It should be vigorously emphasised as well that what is most important, to the Church of catholic history, about Relics is not some supposed inherent power or energy located in Relic itself as though such were separated from the person and life of the Saint - it is precisely from such an artificial and stilted separation of grace and person that abuses and errors arose in the medieval West - what is most important is that the Relics represent to our minds, hearts and souls the intercessions of the Saints, our heavenly brothers and sisters, before God for us. The Relics are, in this respect, very much like sacramentals: they stir up in us faith that we may more beneficially receive the grace of God. Orthodox Christians believe, not in any inherent power in a Relic like a talisman or charm, but in the prayers of the Saints in heaven for our sake. Relics bring us closer to the Saints and deepen our love, reverence and honour for those whose mortal remains continue to pledge the hope of our future resurrection.

We Anglicans tend to look at Relics from our deeply-conditioned western perspective, a viewpoint effected and affected by our common western ancestry of pre-reformation, reformation, and counter-reformation experiences. On the positive side, and on the other side of the historical divide, the Eastern Orthodox maintain a very natural, very earthy and organic reverence for the Relics of the Saints which has never been allowed entirely to fall into the sort of superstition and mistreatment prevalent in the pre-Reformation Latin Church. The Orthodox, and I think they are here indubitably correct, insist that the Relics of the Saints enforce the dogmas of the Incarnation and of human redemption and glorification, and, are therefore, as essential a component of orthodox Christology as are Icons. For them, as for the earliest Church, the two plainly go together.

I know someone who possesses Vatican-issued Relics of several Church Fathers, ossuary first-class Relics of Saints John Chrysostom, Basil the Great, Gregory Nazianzen, and the great Augustine of Hippo. His reliquary rests in a discreet place of prayer where, with Icons, they are used as aids to prayer and devotion. They are really no different from the cherished photographs of one's parents or beloved personal effects of family members long gone, physical reminders which stimulate the memory and reawaken the heart and soul. Icons and Relics, however, stimulate and reawaken on a far more profound and transformative level, the level of faith!
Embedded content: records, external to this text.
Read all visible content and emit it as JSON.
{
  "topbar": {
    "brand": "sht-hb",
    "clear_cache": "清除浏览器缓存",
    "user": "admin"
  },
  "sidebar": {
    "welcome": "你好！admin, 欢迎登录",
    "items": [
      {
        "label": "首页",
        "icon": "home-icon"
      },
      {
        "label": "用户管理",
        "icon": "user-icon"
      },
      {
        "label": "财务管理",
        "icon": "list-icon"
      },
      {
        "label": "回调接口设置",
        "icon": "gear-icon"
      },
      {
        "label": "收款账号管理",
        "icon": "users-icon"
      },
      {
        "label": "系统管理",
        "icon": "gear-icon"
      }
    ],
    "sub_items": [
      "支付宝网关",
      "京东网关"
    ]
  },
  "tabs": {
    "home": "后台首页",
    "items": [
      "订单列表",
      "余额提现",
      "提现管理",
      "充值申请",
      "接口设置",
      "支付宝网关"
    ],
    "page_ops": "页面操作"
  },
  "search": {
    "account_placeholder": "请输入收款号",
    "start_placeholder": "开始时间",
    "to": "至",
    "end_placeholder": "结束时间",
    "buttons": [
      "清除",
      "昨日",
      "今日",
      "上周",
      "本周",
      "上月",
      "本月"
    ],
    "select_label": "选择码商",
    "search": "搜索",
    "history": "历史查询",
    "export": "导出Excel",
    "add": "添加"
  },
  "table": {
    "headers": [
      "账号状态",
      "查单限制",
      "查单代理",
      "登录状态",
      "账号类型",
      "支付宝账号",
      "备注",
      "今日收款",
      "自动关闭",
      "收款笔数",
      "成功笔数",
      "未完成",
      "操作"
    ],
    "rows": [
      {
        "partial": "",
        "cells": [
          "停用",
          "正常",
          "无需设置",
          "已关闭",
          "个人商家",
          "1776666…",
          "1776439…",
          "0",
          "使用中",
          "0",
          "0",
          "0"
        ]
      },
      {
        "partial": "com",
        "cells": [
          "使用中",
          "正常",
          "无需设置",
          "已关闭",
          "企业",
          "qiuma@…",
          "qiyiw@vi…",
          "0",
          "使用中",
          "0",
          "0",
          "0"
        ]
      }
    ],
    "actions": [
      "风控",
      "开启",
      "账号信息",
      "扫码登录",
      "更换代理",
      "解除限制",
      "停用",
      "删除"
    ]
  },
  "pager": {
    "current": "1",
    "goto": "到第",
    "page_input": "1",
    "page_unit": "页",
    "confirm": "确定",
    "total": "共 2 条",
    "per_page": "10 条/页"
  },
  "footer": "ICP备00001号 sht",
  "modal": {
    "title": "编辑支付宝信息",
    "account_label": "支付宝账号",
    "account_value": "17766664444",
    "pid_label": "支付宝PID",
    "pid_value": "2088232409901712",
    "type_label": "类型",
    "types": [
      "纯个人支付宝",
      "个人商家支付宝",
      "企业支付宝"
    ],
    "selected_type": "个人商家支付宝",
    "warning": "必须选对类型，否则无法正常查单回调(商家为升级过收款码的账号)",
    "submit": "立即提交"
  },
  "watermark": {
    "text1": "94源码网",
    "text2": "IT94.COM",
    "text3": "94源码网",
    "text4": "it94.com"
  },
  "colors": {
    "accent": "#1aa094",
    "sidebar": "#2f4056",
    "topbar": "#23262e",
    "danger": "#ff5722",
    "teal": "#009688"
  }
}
I hope this dreadfully long thesis is of some use to you, and I do hope and pray I have not frightened you senseless with my ramblings about a subject which confronts with horror most protestant sensibilities. Please keep asking these marvellous questions...

6 comments:

Young fogey emeritus said...

I have a first-class relic of St Augustine of Hippo in a proper brass reliquary.

Irony of ironies, it seems modernist C of E Anglicans have in the last decade rediscovered, at Saint Alban's Shrine at least, that most anciently catholic and yet controverted practice of the enshrining of holy Relics. Now if only they could reappropriate to themselves the dogmatic tradition of the ancient Church

Sadly it's true that this isn't a return to Catholic belief. It's an example of Broad Church belief in nothing therefore everything: abandoning honest but wrong Protestantism regarding such as superstition for a condescending relativism or 'whatever floats your boat'.

J. Gordon Anderson said...

I am looking to get a relic too. There is a place in DC that has a supply from old retired priests, and they will give you one for a donation to the monastery.

Young fogey emeritus said...

Fr Anderson, is that Icon & Book Service or somebody else?

Time was you could get them relatively easily from Rome (which is where mine of St Augustine came from 20 years ago) but eBay ruined that - unholy trafficking in real and fake relics like the worst abuses in the Middle Ages. Now the Relic Bank won't give them to people, only to churches and groups.

Young fogey emeritus said...

As I was saying...

I've written to Serafin. Nice man.

J. Gordon Anderson said...

Young Fogey,

Yup....

:-)

pax,
JGA+

Anonymous said...

Where did you find it? Interesting read » »